As part of the study, researchers analyzed the medical records of non-small cell lung cancer patients who underwent treatment at the National Cancer Data Base (NCDB) during the period 2004 – 2006. They obtained data for patients who had surgically resected non-small lung cancer with pathologically involved N2 (pN2) lymph nodes, and those who received chemotherapy.
The database was further evaluated and patients with positive margins, incomplete survival data, patients treated with Cobalt-60, non-beam or neoadjuvant therapy and patients who did not receive chemotherapy, histology other than NSCLC were excluded. As part of the assessment, a multivariable Cox proportional hazards model was used to identify the potential factors associated with overall survival (OS). Inverse probability of treatment weighting (IPTW) using the propensity score was also implemented so as to reduce the biased treatment selection. After the evaluation, about 2,115 patients were found to meet all of the study criteria.
- Out of the 2,115 patients evaluated, 918 patients (43%) received PORT, 1,197 patients (56.6%) were not treated with PORT.
- Patients who were treated with PORT showed significant improvements in the overall survival (OS) with a median survival time of 42 months when compared to just 38 months for patients who had not undergone PORT treatment.
- It was found that multivariable factors such as female gender, higher income, lower T state, adenocarcinoma histology, urban/rural setting vs. metropolitan setting, lymph node involvement and age (younger) contributed to a higher and improved overall survival.

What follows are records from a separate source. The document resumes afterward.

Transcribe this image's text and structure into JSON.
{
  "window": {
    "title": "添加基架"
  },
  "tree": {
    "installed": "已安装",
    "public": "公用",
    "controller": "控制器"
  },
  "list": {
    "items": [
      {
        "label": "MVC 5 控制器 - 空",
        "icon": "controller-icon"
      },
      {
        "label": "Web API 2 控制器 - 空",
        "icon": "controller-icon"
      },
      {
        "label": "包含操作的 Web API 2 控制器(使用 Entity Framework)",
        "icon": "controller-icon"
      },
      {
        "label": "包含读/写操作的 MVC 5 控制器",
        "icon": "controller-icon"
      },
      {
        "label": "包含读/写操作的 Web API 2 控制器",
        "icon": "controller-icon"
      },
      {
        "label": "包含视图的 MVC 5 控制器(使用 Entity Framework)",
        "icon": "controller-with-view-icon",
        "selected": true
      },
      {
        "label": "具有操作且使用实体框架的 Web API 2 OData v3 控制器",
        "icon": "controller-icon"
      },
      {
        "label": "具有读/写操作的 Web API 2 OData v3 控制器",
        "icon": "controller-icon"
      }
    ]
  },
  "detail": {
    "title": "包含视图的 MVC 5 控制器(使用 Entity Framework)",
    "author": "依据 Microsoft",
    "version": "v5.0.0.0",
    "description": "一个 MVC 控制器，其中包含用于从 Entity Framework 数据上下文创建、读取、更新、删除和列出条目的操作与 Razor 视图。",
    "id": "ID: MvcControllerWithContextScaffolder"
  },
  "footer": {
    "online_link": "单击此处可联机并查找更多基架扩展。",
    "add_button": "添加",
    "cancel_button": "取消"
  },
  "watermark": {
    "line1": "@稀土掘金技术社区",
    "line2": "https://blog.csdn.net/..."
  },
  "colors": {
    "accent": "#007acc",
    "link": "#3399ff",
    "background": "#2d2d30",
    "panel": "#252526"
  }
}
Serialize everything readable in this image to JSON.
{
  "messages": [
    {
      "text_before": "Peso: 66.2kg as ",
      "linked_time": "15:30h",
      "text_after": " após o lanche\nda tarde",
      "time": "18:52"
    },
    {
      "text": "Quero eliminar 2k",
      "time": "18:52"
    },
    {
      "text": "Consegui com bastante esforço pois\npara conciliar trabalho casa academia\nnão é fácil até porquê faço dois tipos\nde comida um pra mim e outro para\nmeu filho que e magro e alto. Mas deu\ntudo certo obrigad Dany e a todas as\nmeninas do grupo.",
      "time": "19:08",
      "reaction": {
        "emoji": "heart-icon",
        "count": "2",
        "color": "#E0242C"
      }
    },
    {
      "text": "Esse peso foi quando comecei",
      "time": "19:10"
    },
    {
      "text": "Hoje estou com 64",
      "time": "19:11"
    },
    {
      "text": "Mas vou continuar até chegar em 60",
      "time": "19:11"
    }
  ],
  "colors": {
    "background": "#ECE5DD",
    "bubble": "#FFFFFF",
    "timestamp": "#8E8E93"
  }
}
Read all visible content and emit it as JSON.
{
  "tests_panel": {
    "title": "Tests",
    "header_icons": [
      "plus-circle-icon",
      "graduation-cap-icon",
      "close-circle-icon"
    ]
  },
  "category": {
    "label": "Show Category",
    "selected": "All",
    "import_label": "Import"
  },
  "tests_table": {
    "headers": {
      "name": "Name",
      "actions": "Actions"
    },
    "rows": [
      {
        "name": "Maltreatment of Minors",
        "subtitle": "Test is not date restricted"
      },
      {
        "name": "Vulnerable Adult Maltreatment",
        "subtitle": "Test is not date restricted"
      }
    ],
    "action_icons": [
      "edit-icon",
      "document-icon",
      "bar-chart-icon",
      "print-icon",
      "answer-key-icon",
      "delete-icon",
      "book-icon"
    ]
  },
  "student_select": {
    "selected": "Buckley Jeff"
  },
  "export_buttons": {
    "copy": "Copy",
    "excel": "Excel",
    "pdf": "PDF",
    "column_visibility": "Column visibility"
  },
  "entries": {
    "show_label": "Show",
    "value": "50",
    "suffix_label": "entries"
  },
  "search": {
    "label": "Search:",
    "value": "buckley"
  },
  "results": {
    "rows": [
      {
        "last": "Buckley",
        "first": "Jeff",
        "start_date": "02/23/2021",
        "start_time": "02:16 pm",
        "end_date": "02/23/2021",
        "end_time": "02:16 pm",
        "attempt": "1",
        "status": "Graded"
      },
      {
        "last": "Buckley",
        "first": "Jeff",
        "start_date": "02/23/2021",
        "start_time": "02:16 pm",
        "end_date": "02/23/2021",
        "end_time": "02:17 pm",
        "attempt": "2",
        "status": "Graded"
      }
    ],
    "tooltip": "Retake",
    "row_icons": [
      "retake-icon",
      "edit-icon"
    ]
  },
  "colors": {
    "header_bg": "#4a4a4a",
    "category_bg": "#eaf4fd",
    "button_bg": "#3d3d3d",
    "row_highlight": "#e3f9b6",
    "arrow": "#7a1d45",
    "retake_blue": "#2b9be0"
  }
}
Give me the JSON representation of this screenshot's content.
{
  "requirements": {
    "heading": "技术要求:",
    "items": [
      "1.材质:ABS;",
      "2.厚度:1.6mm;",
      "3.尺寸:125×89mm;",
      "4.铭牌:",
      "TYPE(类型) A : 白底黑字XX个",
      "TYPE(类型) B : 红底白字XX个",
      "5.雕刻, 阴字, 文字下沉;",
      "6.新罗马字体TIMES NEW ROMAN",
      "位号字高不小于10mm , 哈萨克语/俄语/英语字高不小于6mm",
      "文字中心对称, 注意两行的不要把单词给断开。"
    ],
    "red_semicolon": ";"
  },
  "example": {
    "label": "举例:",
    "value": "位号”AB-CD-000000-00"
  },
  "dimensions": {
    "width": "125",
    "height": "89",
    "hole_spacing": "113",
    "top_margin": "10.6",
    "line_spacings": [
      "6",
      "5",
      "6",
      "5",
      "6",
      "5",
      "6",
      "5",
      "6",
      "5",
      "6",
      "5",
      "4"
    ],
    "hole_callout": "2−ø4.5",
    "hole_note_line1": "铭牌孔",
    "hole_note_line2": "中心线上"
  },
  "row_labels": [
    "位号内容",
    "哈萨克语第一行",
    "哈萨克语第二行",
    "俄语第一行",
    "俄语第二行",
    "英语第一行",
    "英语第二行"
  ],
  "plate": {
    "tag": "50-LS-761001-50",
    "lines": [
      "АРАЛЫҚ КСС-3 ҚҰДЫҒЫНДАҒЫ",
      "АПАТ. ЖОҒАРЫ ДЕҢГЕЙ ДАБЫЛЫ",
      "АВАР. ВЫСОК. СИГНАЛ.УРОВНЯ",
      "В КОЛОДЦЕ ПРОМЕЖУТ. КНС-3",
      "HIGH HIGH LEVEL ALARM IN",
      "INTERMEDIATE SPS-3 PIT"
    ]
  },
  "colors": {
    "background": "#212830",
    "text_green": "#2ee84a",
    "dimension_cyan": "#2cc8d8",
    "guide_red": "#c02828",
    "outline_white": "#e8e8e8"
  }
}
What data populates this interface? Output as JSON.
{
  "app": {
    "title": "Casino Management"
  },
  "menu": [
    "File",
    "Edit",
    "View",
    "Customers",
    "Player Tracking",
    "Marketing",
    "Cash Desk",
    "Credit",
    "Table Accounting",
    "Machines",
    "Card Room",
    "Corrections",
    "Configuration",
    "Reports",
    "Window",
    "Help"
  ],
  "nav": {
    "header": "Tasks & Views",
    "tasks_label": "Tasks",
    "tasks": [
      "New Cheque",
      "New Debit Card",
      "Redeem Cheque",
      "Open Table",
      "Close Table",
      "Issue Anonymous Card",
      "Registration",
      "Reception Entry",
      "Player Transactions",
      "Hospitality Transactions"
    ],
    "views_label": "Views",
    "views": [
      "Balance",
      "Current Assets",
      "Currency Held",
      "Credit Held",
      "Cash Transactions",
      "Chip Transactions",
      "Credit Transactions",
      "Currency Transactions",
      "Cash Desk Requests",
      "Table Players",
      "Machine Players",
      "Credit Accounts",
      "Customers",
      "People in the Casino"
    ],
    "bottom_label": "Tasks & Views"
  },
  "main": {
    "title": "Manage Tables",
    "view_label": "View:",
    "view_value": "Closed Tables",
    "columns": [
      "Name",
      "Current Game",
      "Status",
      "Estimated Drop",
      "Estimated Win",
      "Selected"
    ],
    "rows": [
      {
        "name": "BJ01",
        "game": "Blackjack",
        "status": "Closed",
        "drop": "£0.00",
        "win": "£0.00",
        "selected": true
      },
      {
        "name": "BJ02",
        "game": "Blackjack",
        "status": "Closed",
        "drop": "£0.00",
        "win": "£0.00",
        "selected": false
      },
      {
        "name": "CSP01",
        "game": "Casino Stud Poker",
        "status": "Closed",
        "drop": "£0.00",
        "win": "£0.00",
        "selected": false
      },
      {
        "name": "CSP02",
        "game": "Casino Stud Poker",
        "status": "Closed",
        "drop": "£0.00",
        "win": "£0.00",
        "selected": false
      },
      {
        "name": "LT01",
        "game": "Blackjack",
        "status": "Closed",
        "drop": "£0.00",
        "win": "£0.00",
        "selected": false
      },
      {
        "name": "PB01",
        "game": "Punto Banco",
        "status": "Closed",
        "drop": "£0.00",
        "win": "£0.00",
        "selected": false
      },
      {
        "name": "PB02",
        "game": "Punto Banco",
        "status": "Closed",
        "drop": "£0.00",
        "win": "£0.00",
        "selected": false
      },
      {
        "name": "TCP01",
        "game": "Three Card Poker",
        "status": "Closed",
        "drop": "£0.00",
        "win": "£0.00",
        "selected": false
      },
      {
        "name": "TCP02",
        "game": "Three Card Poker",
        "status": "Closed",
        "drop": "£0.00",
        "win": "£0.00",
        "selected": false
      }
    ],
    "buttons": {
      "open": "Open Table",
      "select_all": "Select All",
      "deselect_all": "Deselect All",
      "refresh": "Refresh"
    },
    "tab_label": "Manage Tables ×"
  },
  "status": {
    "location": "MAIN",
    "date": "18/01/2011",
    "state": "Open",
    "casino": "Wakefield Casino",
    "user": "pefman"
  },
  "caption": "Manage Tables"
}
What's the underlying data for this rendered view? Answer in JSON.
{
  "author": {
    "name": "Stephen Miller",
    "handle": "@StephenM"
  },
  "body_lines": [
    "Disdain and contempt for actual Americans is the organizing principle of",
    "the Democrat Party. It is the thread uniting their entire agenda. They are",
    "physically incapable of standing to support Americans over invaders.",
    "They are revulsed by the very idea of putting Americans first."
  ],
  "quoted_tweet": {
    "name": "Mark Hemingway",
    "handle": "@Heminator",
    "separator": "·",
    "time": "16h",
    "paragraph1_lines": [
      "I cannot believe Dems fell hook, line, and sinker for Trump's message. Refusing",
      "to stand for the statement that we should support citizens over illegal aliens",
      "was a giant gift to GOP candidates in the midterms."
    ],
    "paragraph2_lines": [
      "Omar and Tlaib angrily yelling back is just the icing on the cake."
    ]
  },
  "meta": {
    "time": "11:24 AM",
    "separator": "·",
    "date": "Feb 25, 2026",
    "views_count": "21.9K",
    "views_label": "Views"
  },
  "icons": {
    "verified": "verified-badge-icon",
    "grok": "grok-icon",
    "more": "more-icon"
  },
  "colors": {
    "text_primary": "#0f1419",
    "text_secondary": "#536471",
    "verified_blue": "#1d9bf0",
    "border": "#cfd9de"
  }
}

The study results signify the value of PORT for non-small lung cancer patients with involved mediastinal lymph nodes. It highlights the fact that PORT can significantly improve the survival rates of patients with modern radiotherapy equipment and treatment techniques. Researchers claim in addition to chemotherapy, PORT should be considered as a treatment for resected non-small lung cancer.